Flag this up: Harpur Hill: DO NOT PARK IN THE INDUSTRIAL ESTATE. You will get clamped. There are signs there but they are obscure. PARK IN THE VILLAGE AND USE THE FOOTPATH TO THE QUARRY.
NO DOGS AT BAMFORD - You may get escorted off the estate by a gun-carrying gamekeeper and will jeopardise access if you take a dog off the footpath.
There is a big pile of rubbish at Lawrencefield, someone needs to cart it away.
Short and sweet this one: The Roaches guidebook reprint update is set for publication at the end of July. Then Grimer will continue with the programme: From Froggatt to Black Rocks, Over The Moors, Cheshire Area Sandstone, Leicester Climbs, Peak Limestone and Lancashire Rock.
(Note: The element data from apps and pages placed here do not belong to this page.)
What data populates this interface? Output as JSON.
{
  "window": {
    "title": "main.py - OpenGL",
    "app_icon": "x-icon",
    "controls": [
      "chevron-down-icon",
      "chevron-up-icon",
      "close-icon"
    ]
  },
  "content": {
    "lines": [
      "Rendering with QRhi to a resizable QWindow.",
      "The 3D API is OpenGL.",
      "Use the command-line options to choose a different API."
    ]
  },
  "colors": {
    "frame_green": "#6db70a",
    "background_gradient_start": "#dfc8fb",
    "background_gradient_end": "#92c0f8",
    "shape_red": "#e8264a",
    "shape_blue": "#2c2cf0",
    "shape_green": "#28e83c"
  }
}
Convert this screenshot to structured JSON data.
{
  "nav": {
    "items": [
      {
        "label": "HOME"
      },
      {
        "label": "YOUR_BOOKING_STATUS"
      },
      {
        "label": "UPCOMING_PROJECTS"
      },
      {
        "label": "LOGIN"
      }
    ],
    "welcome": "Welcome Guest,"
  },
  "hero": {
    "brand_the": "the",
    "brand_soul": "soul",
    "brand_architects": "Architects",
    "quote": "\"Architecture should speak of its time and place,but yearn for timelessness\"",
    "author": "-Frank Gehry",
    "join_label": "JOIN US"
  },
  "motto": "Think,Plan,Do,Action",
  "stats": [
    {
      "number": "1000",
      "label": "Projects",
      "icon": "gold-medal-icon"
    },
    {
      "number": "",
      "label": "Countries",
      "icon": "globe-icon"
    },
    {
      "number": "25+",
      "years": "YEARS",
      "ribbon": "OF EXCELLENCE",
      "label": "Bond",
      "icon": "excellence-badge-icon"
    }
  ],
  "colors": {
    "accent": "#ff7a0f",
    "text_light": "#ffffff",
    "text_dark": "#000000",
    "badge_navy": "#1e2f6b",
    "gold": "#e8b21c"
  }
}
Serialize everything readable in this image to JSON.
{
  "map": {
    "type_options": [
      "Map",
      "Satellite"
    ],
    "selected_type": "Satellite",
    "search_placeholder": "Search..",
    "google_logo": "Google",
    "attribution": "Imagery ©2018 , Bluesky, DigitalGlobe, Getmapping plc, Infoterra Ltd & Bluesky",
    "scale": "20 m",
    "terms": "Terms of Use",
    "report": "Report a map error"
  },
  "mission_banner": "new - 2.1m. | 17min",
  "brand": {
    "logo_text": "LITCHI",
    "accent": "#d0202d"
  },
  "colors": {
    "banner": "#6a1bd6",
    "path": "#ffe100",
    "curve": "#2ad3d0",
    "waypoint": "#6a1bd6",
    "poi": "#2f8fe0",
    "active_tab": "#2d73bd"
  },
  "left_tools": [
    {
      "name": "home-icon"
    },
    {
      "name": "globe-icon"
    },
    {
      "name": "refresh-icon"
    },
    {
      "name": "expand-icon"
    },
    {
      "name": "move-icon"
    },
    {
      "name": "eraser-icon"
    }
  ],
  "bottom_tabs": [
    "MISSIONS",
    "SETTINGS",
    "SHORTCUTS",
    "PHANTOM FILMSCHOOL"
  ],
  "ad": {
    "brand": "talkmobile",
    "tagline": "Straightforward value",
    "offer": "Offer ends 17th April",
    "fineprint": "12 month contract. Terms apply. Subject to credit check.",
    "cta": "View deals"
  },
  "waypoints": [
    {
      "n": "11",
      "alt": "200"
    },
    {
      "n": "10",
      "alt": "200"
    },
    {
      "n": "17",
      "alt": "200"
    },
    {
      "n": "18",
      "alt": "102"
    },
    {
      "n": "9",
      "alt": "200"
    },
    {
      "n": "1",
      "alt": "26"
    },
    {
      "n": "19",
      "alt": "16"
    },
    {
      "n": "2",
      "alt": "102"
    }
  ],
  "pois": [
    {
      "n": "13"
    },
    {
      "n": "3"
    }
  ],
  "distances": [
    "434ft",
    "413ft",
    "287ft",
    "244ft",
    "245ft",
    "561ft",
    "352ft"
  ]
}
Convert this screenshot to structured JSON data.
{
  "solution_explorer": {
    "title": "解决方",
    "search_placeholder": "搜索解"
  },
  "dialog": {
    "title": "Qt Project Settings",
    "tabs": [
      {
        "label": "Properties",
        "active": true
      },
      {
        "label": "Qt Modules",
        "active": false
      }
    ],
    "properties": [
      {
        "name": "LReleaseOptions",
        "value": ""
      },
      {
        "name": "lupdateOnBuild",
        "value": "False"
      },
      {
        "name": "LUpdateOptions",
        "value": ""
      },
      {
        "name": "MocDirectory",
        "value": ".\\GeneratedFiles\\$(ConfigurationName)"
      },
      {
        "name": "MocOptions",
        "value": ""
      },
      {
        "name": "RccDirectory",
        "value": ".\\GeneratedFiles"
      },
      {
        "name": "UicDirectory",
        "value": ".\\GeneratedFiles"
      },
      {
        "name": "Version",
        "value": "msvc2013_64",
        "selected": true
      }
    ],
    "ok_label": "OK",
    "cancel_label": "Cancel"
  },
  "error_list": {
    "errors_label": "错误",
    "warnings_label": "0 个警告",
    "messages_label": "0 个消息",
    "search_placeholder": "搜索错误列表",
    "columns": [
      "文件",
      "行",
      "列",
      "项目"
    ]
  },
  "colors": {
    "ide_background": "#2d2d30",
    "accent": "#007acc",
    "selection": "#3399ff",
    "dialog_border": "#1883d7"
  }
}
The articulate and energetic Mike Pinder retired, after serving beyond 5 years as a National Council Peak Area representative. Much thanks and appreciation to Mike. Chris Moore, the other National Council Peak Area representative needs a new playmate, Julian Materna will volunteer in the interim.
There is concern that several Peak limestone crags are suffering from neglect; they are out of vogue, not in fashion. Cliffs such as Stoney Middleton, High Tor, Central Buttress of Water-cum-Jolly and Chee Tor. As Neil Foster pointed out, 'climbers are missing out on some great climbing experiences', experiences that you won't get at the popular bolted Harpur Hill or Horseshoe Quarries.
John Fullwood described the bad state of fixed gear on Central Buttress at Water-cum-Jolly. Rab Carrington proposed that climbers looked closely at some cliffs and reported back on what can be done to make neglected cliffs more attractive to climbers.
The challenge is: What can be done?
Maybe lessons (and mistakes - grid bolting and the bolting of gear routes) can be learned from other areas, such as Cheddar Gorge, Chapel Head Scar in the South Lakes, and certain Yorkshire Limestone cliffs, where crag 'redevelopment' has taken place.
Some in the room did think however that no matter what was done, it is sport climbing and bouldering that are now in vogue and many limestone crags, once hives of activity in the 80s, will lie dormant.
This discussion lasted quite some time, over an hour. An important issue I think. The meeting was very ably chaired by Matt Heason and his little bell. Apparently Martin Kocsis bought a job lot of these desk bells for Area meetings and they are instrumental in the smooth running of an Area meeting. I've also witnessed Al Phizaklea, chair of the Lakes Area Meeting, deftly use one too. Perhaps chairs of Area meetings have to go on a BMC desk bell ringing training course.
Go along to your next Area meeting if you can. Don't be afraid if you haven't been to one before. I'm an alien to the Peak but was made very welcome. I even got to voice my opinion, not very well, but it was good to be part of the discussion.
OK OK, I know gray should be grey.